Jonathan became an important ex-officio member of our family. Although he was too old to be our son (in his early 20s when we first met him and we were in our mid-30s), he still functioned as a big brother to our two boys. This relationship was complete with wrestling, arguments, annoyances, tattling, and other brotherly type shenanigans. Because Jonathan's birthday is December 12 and our youngest son's birthday is December 13, they even had a joint birthday party one year at Jonathan's request.

Me and my three "sons" at the Bayou Bonfires in the River Parishes. On this particular night, we visited relatives of one of my co-workers who had an open house. We lost Jonathan briefly and found him helping himself to the buffet of complete strangers :-)

While Jonathan was exuberant and fun, he was also exhausting. When going with him to the mall or the hospital, he was terrified of heights and was totally unashamed of asking to hold a hand. One of my favorite photos (that unfortunately I can't locate), is of Josh, Jonathan's pastor, holding hands with Jonathan at the mall. Two heterosexual guys, one in his 20s and the other in his 30s, holding hands in the mall because that's what you do when someone you love and care about is scared. Jonathan pushed us all beyond the boundaries of "proper behavior." And sometimes Jonathan's unabashed good intentions would result in socially inappropriate actions or (loud) conversations in public. He was always receptive to learning though and would take the gentle instruction of his friends in stride. 

When Robert and I learned about Jonathan's death last night we cried, then we began to laugh with tears streaming down our faces as we recounted "Jonathan stories." We talked about him needing to hold Jesus' hand in heaven ALL the time because he is scared of heights. We smiled, thinking about Jonathan being the ultimate Minister of Belonging in heaven now. We laughed, wondering if he would try the patience of Jesus at times and if he would be hugging all of the women.

As a believer in Jesus Christ and one who knows that Jonathan was a believer who lived out his faith in everything he did, I know that Jonathan is free now. I know that he is not in pain. I know that he has a new body that can hear, see, and move perfectly. I know that he is at rest and perfect peace. But that doesn't mean that it doesn't hurt those he left behind who love him. 

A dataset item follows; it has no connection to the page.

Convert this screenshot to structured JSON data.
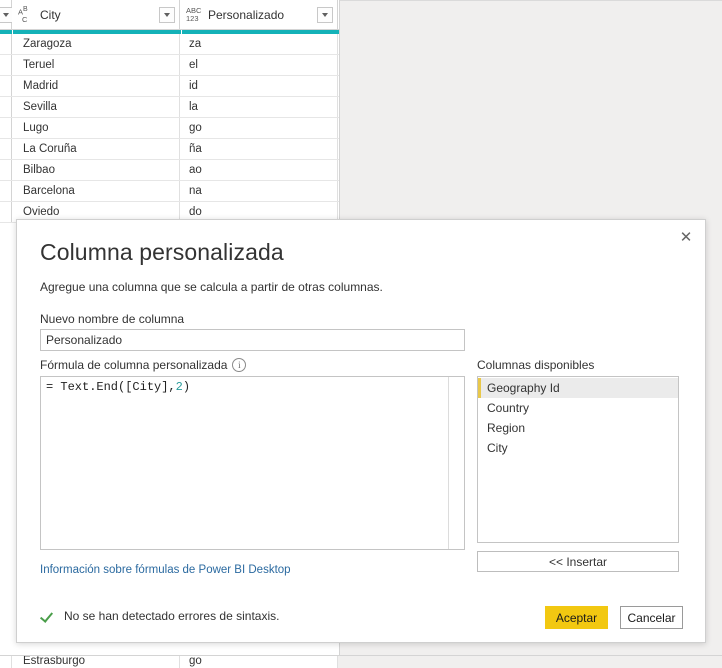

He left a grieving mom and other relatives, as well as many friends. We moved to Wisconsin almost 5 1/2 years ago and I haven't seen Jonathan since that time. However, we'd have occasional Facebook conversations. We are probably going to Louisiana in May when Robert graduates with his D.Min. and I fully anticipated getting to see Jonathan then. Now I won't. That sucks! Even though he hasn't been a presence in our daily lives these past few years, knowing that he isn't around anymore makes me very, very sad. I cried last night and off and on throughout the day today. Fortunately I can grieve with hope knowing that for Jonathan, to be absent from the body is to be present with the Lord (II Cor 5:8).

Jonathan, you were so loved by so many. You impacted every life you touched in significant ways. You showed us the face of Christ. You have been a bright star in our lives. I am so very grateful for the opportunity to know you and spend time with you. You taught Robert and me such important lessons and I am thankful that our boys had the privilege of knowing you as well.

The poet Emily Dickinson once said, "My friends are my estate." 
You died a very wealthy man.


  1. Wonderful post Ms. Pam, Charlie and I had a similar conversation of "Jonathan Stories" when he called to tell me the news.
    -Logan Williams

  2. Beautiful Pam!! He was amazing!! Thank you so much for posting this!! God Bless you and Robert and the boys!! Miss you!!